“Thank you. Well,” said the wizard, rolling up his velvet display mat, “I shall do my best not to talk of science or scientists at dinner. I have got my staff, and that should be all my concern—what was that?” stopping and staring at the cat. “You cannot be serious. Leaving? And he is going with the captain? But how can it be? Did Tabytha have anything to do with it? Well…” pausing and stroking the white bramble at the end of his chin. “But the man is married to his library. I daresay he will take the whole library with him. You know, Mr Vostibbens, though I do not like the man, it is a sad thing to think of such a paragon of the academic world as being to leave it. I suppose you are right in one respect—do not look at me like that, I am giving you your due credit—we are alike in that we are both becoming relics. Soon his ideas will be considered old fashioned and will be discredited by the country. I suppose they already are, which is why he was removed from his post. Once he is gone from Marridon, and all his knowledge gone with him, and his peers no longer look to him for guidance, he will understand how we feel. He certainly understands the isolation of genius, whatever that genius might operate by.”
The cat shook its head, and the bell around its neck jingled.
“I do not mean to call myself a genius, Mr Vostibbens,” said the old man, with a dignified air. “I only meant to imply that people with great knowledge understand how that knowledge must be got. Mastery of any subject requires much solitude and patience, leaving time for little else. Yes, we might be lonely in the evening of life, but we have gained in other ways.” He passed his thumb over the pommel of his staff, and his brows furrowed. “To leave our knowledge to our children, that they might benefit from our discoveries and concessions, is all any old man could ask for really.”

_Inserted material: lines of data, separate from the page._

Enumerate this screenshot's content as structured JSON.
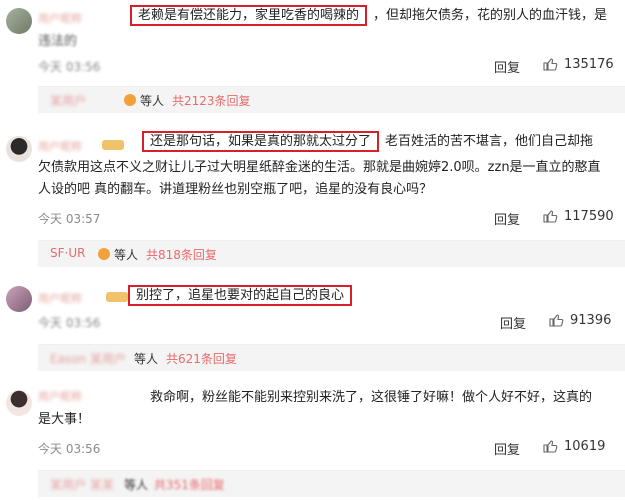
{
  "comments": [
    {
      "username": "用户昵称",
      "highlight": "老赖是有偿还能力，家里吃香的喝辣的",
      "text_rest": "，但却拖欠债务，花的别人的血汗钱，是",
      "text_line2": "违法的",
      "time": "今天 03:56",
      "reply_label": "回复",
      "likes": "135176",
      "sub": {
        "who": "某用户",
        "etc": "等人",
        "count": "共2123条回复"
      }
    },
    {
      "username": "用户昵称",
      "highlight": "还是那句话，如果是真的那就太过分了",
      "text_rest": "老百姓活的苦不堪言，他们自己却拖",
      "text_line2": "欠债款用这点不义之财让儿子过大明星纸醉金迷的生活。那就是曲婉婷2.0呗。zzn是一直立的憨直",
      "text_line3": "人设的吧 真的翻车。讲道理粉丝也别空瓶了吧，追星的没有良心吗？",
      "time": "今天 03:57",
      "reply_label": "回复",
      "likes": "117590",
      "sub": {
        "who": "SF·UR",
        "etc": "等人",
        "count": "共818条回复"
      }
    },
    {
      "username": "用户昵称",
      "highlight": "别控了，追星也要对的起自己的良心",
      "time": "今天 03:56",
      "reply_label": "回复",
      "likes": "91396",
      "sub": {
        "who": "Eason 某用户",
        "etc": "等人",
        "count": "共621条回复"
      }
    },
    {
      "username": "用户昵称",
      "text_line1": "救命啊，粉丝能不能别来控别来洗了，这很锤了好嘛！做个人好不好，这真的",
      "text_line2": "是大事！",
      "time": "今天 03:56",
      "reply_label": "回复",
      "likes": "10619",
      "sub": {
        "who": "某用户 某某",
        "etc": "等人",
        "count": "共351条回复"
      }
    }
  ],
  "icons": {
    "like": "thumbs-up-icon",
    "vip": "vip-badge-icon"
  },
  "colors": {
    "highlight_border": "#d9202a",
    "accent": "#e86a6a"
  }
}
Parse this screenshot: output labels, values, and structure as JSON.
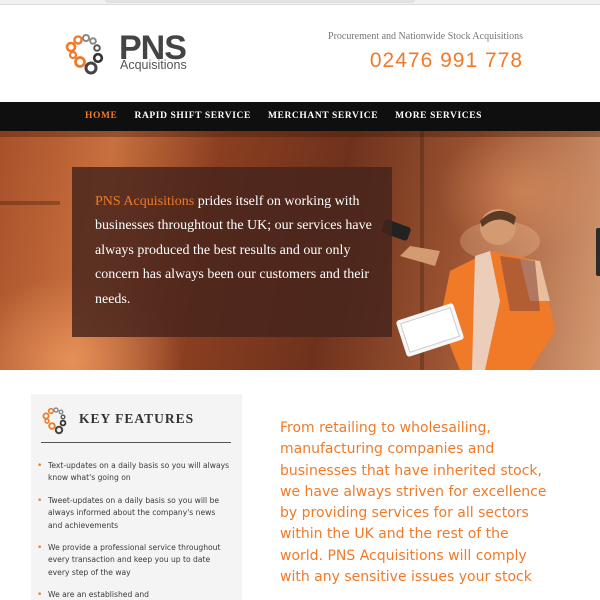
{
  "header": {
    "logo_main": "PNS",
    "logo_sub": "Acquisitions",
    "tagline": "Procurement and Nationwide Stock Acquisitions",
    "phone": "02476 991 778"
  },
  "nav": {
    "items": [
      {
        "label": "HOME",
        "active": true
      },
      {
        "label": "RAPID SHIFT SERVICE",
        "active": false
      },
      {
        "label": "MERCHANT SERVICE",
        "active": false
      },
      {
        "label": "MORE SERVICES",
        "active": false
      }
    ]
  },
  "hero": {
    "accent": "PNS Acquisitions",
    "text": " prides itself on working with businesses throughtout the UK; our services have always produced the best results and our only concern has always been our customers and their needs."
  },
  "features": {
    "title": "KEY FEATURES",
    "items": [
      "Text-updates on a daily basis so you will always know what's going on",
      "Tweet-updates on a daily basis so you will be always informed about the company's news and achievements",
      "We provide a professional service throughout every transaction and keep you up to date every step of the way",
      "We are an established and"
    ]
  },
  "main": {
    "copy": "From retailing to wholesailing, manufacturing companies and businesses that have inherited stock, we have always striven for excellence by providing services for all sectors within the UK and the rest of the world. PNS Acquisitions will comply with any sensitive issues your stock"
  },
  "colors": {
    "accent": "#f07a28",
    "nav_bg": "#0f0f0f",
    "panel_bg": "#f4f4f4"
  },
  "icons": [
    "logo-gear-icon",
    "features-gear-icon"
  ]
}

A slight blush tinged the wizard’s cheek, and he looked gravely at his empty table. A nose pushed his hand, and the wizard looked down to find Mr Vostibbens standing on his haunches and nuzzling him.